Existentialism is the examination of one's Self in essence, separate from the characteristics and personality we usually rely on for definition. In this evaluation, the existentialist almost universally experiences despair, for he or she struggles painfully to find whether there is anything of consequence crucial to one's existence. When he separates Self from Other, (such as society, family, and social roles), he is likely to experience a great chasm in his life and resort to despondent thoughts and reflection. This often results in a person withdrawing from intimate relationships and past activities with the pervading attitude of, "What does it matter?" When he thus identifies the futility of existence, he retreats from responsibility and social guidelines, including the acceptance of a moral code. This is what is known as "existential angst." A despairing existentialist is unable to bridge the gap between his true essence and the social qualifications of one's existence.
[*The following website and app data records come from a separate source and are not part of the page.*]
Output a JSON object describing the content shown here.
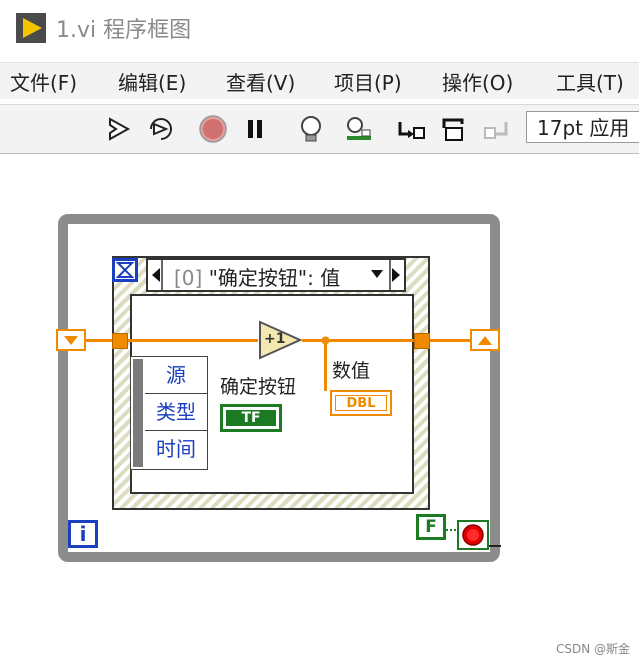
{
  "window": {
    "title": "1.vi 程序框图"
  },
  "menu": [
    "文件(F)",
    "编辑(E)",
    "查看(V)",
    "项目(P)",
    "操作(O)",
    "工具(T)"
  ],
  "toolbar": {
    "buttons": [
      "run-icon",
      "run-continuously-icon",
      "abort-icon",
      "pause-icon",
      "highlight-execution-icon",
      "retain-wire-values-icon",
      "step-into-icon",
      "step-over-icon",
      "step-out-icon"
    ],
    "font_setting": "17pt 应用"
  },
  "diagram": {
    "event_selector": {
      "index": "[0]",
      "case": "\"确定按钮\": 值"
    },
    "event_data_node": [
      "源",
      "类型",
      "时间"
    ],
    "button_label": "确定按钮",
    "button_terminal": "TF",
    "numeric_label": "数值",
    "numeric_terminal": "DBL",
    "increment": "+1",
    "iteration_terminal": "i",
    "stop_constant": "F"
  },
  "watermark": "CSDN @斯金",
  "colors": {
    "numeric": "#f08a00",
    "boolean": "#1b7a22",
    "integer": "#1a3fbf",
    "loop_border": "#8c8c8c"
  }
}
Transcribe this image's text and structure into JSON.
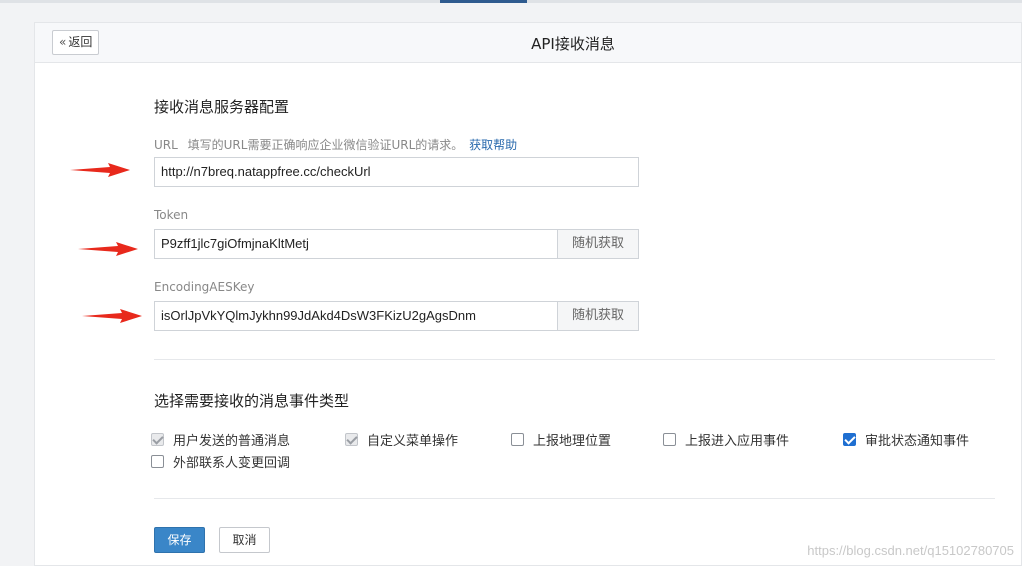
{
  "header": {
    "back_label": "返回",
    "title": "API接收消息"
  },
  "server_config": {
    "section_title": "接收消息服务器配置",
    "url": {
      "label": "URL",
      "hint": "填写的URL需要正确响应企业微信验证URL的请求。",
      "help_link": "获取帮助",
      "value": "http://n7breq.natappfree.cc/checkUrl"
    },
    "token": {
      "label": "Token",
      "value": "P9zff1jlc7giOfmjnaKltMetj",
      "random_label": "随机获取"
    },
    "aes_key": {
      "label": "EncodingAESKey",
      "value": "isOrlJpVkYQlmJykhn99JdAkd4DsW3FKizU2gAgsDnm",
      "random_label": "随机获取"
    }
  },
  "events": {
    "section_title": "选择需要接收的消息事件类型",
    "items": [
      {
        "label": "用户发送的普通消息",
        "state": "disabled-checked"
      },
      {
        "label": "自定义菜单操作",
        "state": "disabled-checked"
      },
      {
        "label": "上报地理位置",
        "state": "unchecked"
      },
      {
        "label": "上报进入应用事件",
        "state": "unchecked"
      },
      {
        "label": "审批状态通知事件",
        "state": "checked"
      },
      {
        "label": "外部联系人变更回调",
        "state": "unchecked"
      }
    ]
  },
  "actions": {
    "save_label": "保存",
    "cancel_label": "取消"
  },
  "watermark": "https://blog.csdn.net/q15102780705",
  "colors": {
    "accent": "#1f6fd1",
    "save_button": "#3a86c8",
    "link": "#2a6aad",
    "annotation_arrow": "#e8291c"
  }
}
According to Kierkegaard, a personal in existential angst can only respond to this in two ways: 1. Resolution of the divide in one's Self, or 2. Irreparable Despair/Suicide.
It's a rather grim philosophical concept, but I cannot help being fascinated by the literary characters who show evidence of this angst. Because I love character depth in stories more than anything else, I am taken in by the fascinating journey of a person working through his or her existential anxiety. Raskolnikov from Crime and Punishment is my favorite example of this, and he falls into Kierkegaard's first category of response. However, Meursault in The Stranger falls into the latter response, which is probably why I am uncomfortable with the story despite my fascination with existentialism.
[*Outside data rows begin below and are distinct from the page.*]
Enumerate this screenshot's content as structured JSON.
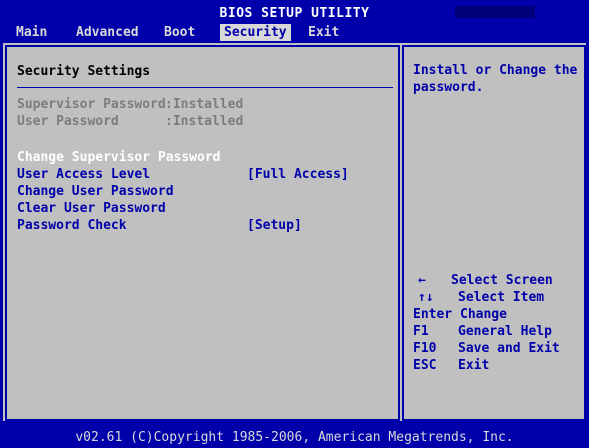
{
  "header": {
    "title": "BIOS SETUP UTILITY",
    "tabs": [
      "Main",
      "Advanced",
      "Boot",
      "Security",
      "Exit"
    ],
    "selected_tab": "Security"
  },
  "left": {
    "section_title": "Security Settings",
    "status": [
      {
        "label": "Supervisor Password",
        "value": ":Installed"
      },
      {
        "label": "User Password",
        "value": ":Installed"
      }
    ],
    "items": [
      {
        "label": "Change Supervisor Password",
        "value": ""
      },
      {
        "label": "User Access Level",
        "value": "[Full Access]"
      },
      {
        "label": "Change User Password",
        "value": ""
      },
      {
        "label": "Clear User Password",
        "value": ""
      },
      {
        "label": "Password Check",
        "value": "[Setup]"
      }
    ],
    "selected_item": "Change Supervisor Password"
  },
  "right": {
    "help_text": "Install or Change the password.",
    "keys": [
      {
        "key": "←",
        "desc": "Select Screen"
      },
      {
        "key": "↑↓",
        "desc": "Select Item"
      },
      {
        "key": "Enter",
        "desc": "Change"
      },
      {
        "key": "F1",
        "desc": "General Help"
      },
      {
        "key": "F10",
        "desc": "Save and Exit"
      },
      {
        "key": "ESC",
        "desc": "Exit"
      }
    ]
  },
  "footer": {
    "text": "v02.61 (C)Copyright 1985-2006, American Megatrends, Inc."
  },
  "colors": {
    "background": "#0000aa",
    "panel": "#c0c0c0",
    "selected_text": "#ffffff",
    "disabled_text": "#7c7c7c",
    "item_text": "#0000aa"
  }
}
Meursault's despondent behavior, which I believe is stemming from existential angst, is so contrary to our view of "normal" feelings and actions that he becomes an absurd "stranger" to readers. He helps his friend Raymond set up a girl for the sole purpose of beating and raping her because he fails to see a reason to do otherwise. He is unable to meaningfully connect to his own girlfriend, Marie, though she is kind and loving to him. And in the most bizarre action of all, he murders an anonymous man, though he was carrying the gun in order to prevent Raymond from acting in violence.
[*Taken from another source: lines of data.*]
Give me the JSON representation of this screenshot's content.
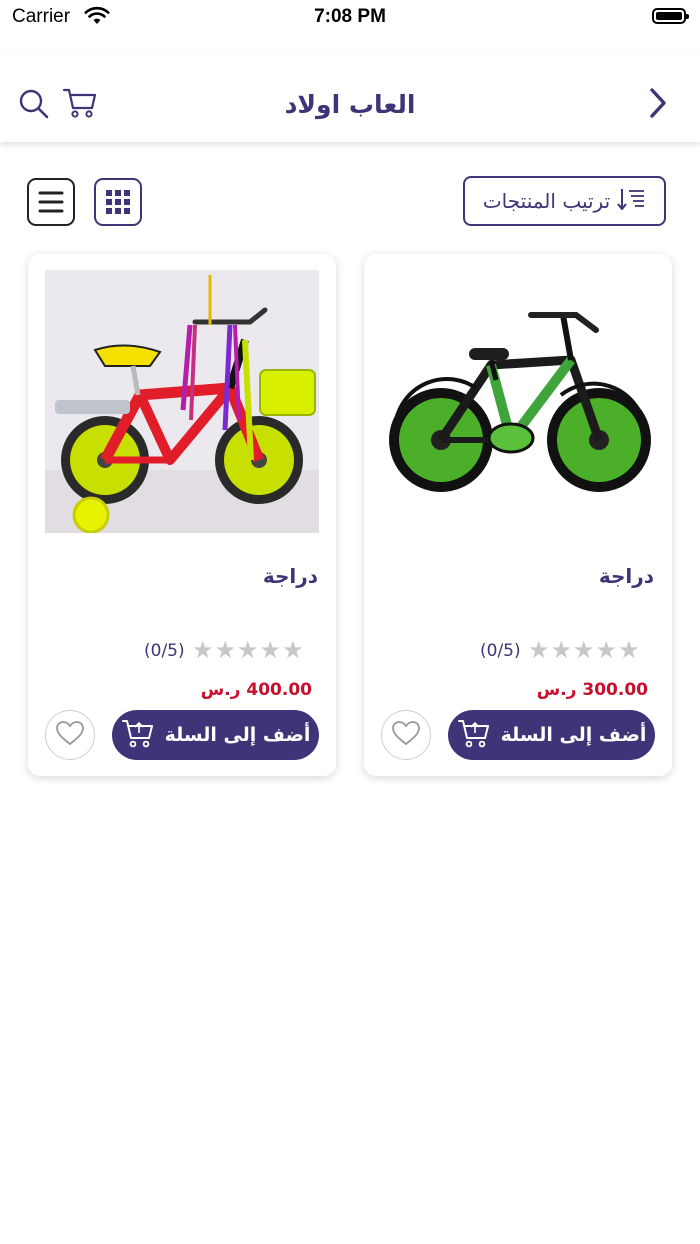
{
  "status_bar": {
    "carrier": "Carrier",
    "time": "7:08 PM"
  },
  "header": {
    "title": "العاب اولاد"
  },
  "toolbar": {
    "sort_label": "ترتيب المنتجات"
  },
  "products": [
    {
      "name": "دراجة",
      "rating_text": "(0/5)",
      "price": "300.00 ر.س",
      "add_to_cart": "أضف إلى السلة",
      "stars_filled": 0,
      "stars_total": 5
    },
    {
      "name": "دراجة",
      "rating_text": "(0/5)",
      "price": "400.00 ر.س",
      "add_to_cart": "أضف إلى السلة",
      "stars_filled": 0,
      "stars_total": 5
    }
  ],
  "colors": {
    "primary": "#3d3577",
    "price": "#c8102e",
    "star_empty": "#c6c8cc"
  },
  "icons": [
    "wifi-icon",
    "battery-icon",
    "search-icon",
    "cart-icon",
    "chevron-right-icon",
    "sort-icon",
    "grid-view-icon",
    "list-view-icon",
    "heart-icon",
    "cart-add-icon",
    "star-icon"
  ]
}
As if this weren't enough, he never shows remorse for any of these actions. He fails to believe that it is significant and doesn't even try to defend himself in court. Through his narration, he expresses that the only reason he shot the man was because he was uncomfortable with the sun beating down on him and blinding his vision. However, I think it is imperative to note that he proceeded to shoot the man four more times after the initial firing. I believe that this was his dramatic action, which had been steadily building during his prolonged period of listless despondancy. Once he took an action, he was swept up in the impact of it and kept shooting to maintain the feeling of finally acting out. Yet his indifference in court prompts the jury to swiftly convict him. Notably, when he receives this sentence, he shows us the first sign of emotion and is surprised by the result. Ultimately, he draws his comfort from embracing the "benign indifference of the world" and retreats again from reconciling his feelings and thus his existence.
So why is this a Classic? Why does this win the Nobel Prize? I think Camus offers us something interesting and greatly stimulating. He challenges the idea of one's conscience and resists offering a pleasant solution for it. The Nobel committee praised Camus for his "earnestness" and the "illumination" of problems in humanity. I agree that he embodies these things quite profoundly, and thus I suppose I too can add him to my shelf of Classics. However, it is equally depressing as it is thought-provoking. Let's hope that reality offers more hope than Camus does.